Branding and the Importance of Stories

Updated: May 20, 2018



Iconic brands always have resonating stories that touch the hearts, minds, hopes, dreams and values of their customers. Throughout human history, stories are how we pass down critical information and lessons on life: how to be, who to be, how to live, which group to be part of, what to strive for. While it’s possible to transmit plain, unadulterated facts and data, without a compelling story woven around the details, messages get lost. The product remains utilitarian and interchangeable with other similar items or services.


Think about your best teachers in school. I remember hating history until a college class with a fantastic professor who brought French History to life. He’d walk around the room, gesturing and telling stories about what it was like to live in the court of Louis XIV. We were mesmerized imagining the dress, the etiquette, the social structure. I can still picture the long pinkie nail that was used to scratch on the door, requesting entry.

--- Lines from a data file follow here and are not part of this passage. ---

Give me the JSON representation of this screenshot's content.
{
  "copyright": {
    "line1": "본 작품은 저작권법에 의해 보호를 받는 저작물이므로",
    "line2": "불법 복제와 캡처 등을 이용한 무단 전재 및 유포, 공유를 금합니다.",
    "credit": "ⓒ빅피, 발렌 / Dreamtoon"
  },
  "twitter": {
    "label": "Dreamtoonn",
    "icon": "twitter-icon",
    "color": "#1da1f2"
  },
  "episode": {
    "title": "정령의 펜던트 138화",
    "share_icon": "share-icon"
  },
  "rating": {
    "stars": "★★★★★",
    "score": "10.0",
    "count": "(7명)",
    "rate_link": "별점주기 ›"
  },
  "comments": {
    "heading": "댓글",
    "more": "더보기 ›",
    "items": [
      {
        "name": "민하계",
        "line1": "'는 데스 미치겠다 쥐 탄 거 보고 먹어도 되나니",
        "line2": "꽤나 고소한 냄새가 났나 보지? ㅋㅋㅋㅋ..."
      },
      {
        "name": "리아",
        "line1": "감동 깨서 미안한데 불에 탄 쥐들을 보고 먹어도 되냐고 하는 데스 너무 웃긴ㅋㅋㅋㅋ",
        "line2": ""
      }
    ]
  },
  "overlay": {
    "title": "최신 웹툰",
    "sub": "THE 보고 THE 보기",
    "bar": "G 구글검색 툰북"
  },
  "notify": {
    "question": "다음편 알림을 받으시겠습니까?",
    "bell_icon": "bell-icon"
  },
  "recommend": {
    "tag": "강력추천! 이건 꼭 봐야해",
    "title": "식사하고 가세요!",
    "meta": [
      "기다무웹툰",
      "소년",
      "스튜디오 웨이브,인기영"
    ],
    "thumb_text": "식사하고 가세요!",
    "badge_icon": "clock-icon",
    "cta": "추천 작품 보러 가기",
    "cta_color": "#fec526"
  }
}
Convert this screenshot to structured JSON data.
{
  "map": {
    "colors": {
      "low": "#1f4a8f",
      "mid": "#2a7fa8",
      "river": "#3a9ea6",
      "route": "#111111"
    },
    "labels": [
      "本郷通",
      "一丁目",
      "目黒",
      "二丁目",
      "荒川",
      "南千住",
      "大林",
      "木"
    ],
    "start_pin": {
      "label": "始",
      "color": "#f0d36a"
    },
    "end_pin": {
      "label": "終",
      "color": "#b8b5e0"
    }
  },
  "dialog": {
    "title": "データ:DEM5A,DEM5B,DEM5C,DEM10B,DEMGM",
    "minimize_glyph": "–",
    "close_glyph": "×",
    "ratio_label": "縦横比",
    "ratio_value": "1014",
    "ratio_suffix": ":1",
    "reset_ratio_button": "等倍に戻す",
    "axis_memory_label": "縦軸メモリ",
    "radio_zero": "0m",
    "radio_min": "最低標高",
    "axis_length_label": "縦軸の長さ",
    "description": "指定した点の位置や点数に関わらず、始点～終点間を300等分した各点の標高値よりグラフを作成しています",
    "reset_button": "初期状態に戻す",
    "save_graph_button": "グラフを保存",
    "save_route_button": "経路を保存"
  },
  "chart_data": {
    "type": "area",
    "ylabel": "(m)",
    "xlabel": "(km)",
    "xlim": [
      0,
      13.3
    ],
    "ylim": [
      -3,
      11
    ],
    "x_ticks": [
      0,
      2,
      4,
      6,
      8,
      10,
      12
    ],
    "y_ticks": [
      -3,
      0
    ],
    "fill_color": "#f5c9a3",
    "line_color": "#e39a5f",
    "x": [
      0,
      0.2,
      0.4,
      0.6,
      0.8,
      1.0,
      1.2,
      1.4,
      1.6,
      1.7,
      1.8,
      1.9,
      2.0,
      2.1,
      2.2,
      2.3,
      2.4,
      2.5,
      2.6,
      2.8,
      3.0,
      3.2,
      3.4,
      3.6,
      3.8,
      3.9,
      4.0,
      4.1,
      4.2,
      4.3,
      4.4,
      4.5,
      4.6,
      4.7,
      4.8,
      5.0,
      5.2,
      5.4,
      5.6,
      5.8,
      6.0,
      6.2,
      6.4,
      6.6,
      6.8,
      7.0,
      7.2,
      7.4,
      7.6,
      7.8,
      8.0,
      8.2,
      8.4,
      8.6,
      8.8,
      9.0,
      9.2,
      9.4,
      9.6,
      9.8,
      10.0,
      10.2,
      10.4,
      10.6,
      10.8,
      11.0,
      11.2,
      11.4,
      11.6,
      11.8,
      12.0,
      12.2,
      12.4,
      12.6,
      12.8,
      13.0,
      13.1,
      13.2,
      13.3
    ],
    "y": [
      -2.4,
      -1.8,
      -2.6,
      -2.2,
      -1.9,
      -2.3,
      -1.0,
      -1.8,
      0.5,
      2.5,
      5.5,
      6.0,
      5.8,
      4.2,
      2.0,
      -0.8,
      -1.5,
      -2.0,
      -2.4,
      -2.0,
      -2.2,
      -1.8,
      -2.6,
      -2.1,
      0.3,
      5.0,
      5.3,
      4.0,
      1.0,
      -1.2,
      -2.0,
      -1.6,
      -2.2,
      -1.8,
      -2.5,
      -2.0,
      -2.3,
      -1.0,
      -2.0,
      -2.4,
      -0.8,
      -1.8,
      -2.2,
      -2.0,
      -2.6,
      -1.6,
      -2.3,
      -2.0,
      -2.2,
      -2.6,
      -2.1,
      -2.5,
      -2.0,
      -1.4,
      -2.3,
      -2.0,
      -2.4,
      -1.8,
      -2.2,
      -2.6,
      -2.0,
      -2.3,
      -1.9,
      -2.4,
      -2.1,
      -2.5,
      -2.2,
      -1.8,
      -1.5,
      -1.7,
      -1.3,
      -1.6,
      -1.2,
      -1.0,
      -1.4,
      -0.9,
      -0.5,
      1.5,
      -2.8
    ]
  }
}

“For political reasons, it was very important for Louis XIV to keep control of the nobles in France. As has been noted earlier, he accomplished this task in a variety of ways. One of his more ingenious ways to limit the political activity of the nobility was to establish elaborate rules for behavior and dress. The rules for dancing were especially complicated. Many of the rules of court etiquette defined one’s prestige and superiority over others. As a result, the nobles were so busy mastering appropriate court etiquette, and competing for the prestige it gave, that they had no time to plot rebellions. Louis XIV’s elaborate rules of etiquette included the following: "People who wanted to speak to the king could not knock on his door. Instead, using the left pinkie finger, they had to gently scratch on the door, until they were granted permission to enter. As a result, many courtiers grew that fingernail longer than the others. . .”"


Stories create a memorable and emotional connection. They allow us to put ourselves in the picture. They bring the information to life, capturing attention, holding attention and delivering the lesson.


And, well-told brand stories can be such a powerful device for communication. Strong brand stories have a clear advantage over their competitors, giving people a reason to develop a sustainable, loyal relationship with the product because of how it consistently makes them feel about themselves.


Nike is another example of a brand with a powerful story that has been consistently told over 40 years. Phil Knight, a shoe salesman, created a waffle pattern for his sneakers which was designed to help runners go faster. The company was named after the Greek goddess of victory, Nike, and has been consistently associated with innovation and accomplishment through the years. Its famous tagline, “Just Do It,” concisely sums up the no-nonsense value of achievement associated with its heroic brand archetype.

© 2020 The Livingston Group for Qualitative Research